This can all be done through, as VanDeWeghe argues, close readings, rereadings, writing and whole class discussion. It’s not that one activity or process is the best way to push students toward acquiring high-level cognitive skills. Instead, it’s a combination of all the aforementioned strategies, as well as others, that work together give students a chance to achieve authentic literacy. For instance, rereading can take place before a close reading, which leads to a whole class discussion where students are directed to summarize or finalize their thoughts on the discussion in a written response.
But why is authentic literacy necessary? Well, VanDeWeghe argues and I agree, that whether it’s to improve test scores, increase lifelong reading and learning or improve critical thinking or writing, students need to be pushed toward that authentic literacy. It’s something that, if possessed, can touch on many different learning goals, with the most important being a benefit for student achievement.
Through lessons where “students read many interesting texts, create arguments based on evidence from those texts, write to explore understandings, reﬁne interpretations and bolster arguments,” teachers can push students and student can succeed.
I’ll leave you with this passage from Schmoker that VanDeWeghe uses in his piece about the importance of writing in the classroom:
When we help students write and revise, we are helping them to create and reﬁne meaning itself, to make connections and see patterns that are at the heart of sophisticated thought. These connections lead to insight, invention, and solutions to problems in every realm—social, professional, and political.
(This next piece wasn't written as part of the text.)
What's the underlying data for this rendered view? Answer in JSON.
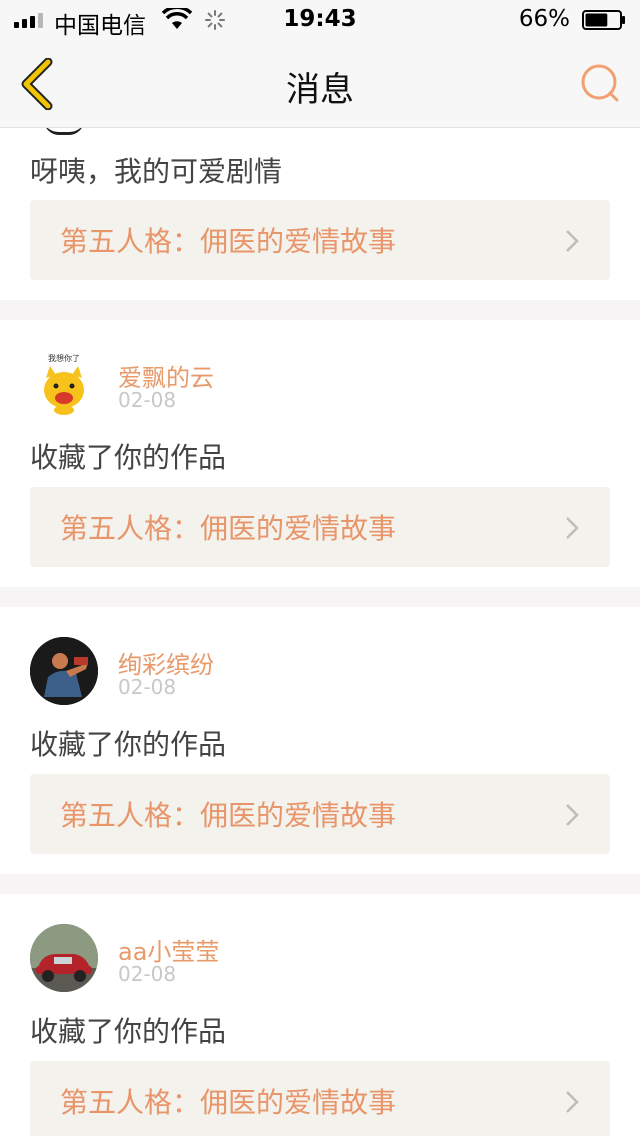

With reading as its raw material, writing exercises the intellect as it moves from amorphous understanding toward precision and practical application. In the end, writing allows us to discover and produce thought in its clearest and most potent form.
I’d say this could be done at times through class discussion. But isn’t unwritten thought incomplete thought? Then maybe it’s necessary to combine the reading, thinking and writing seamlessly for the benefit of student achievement.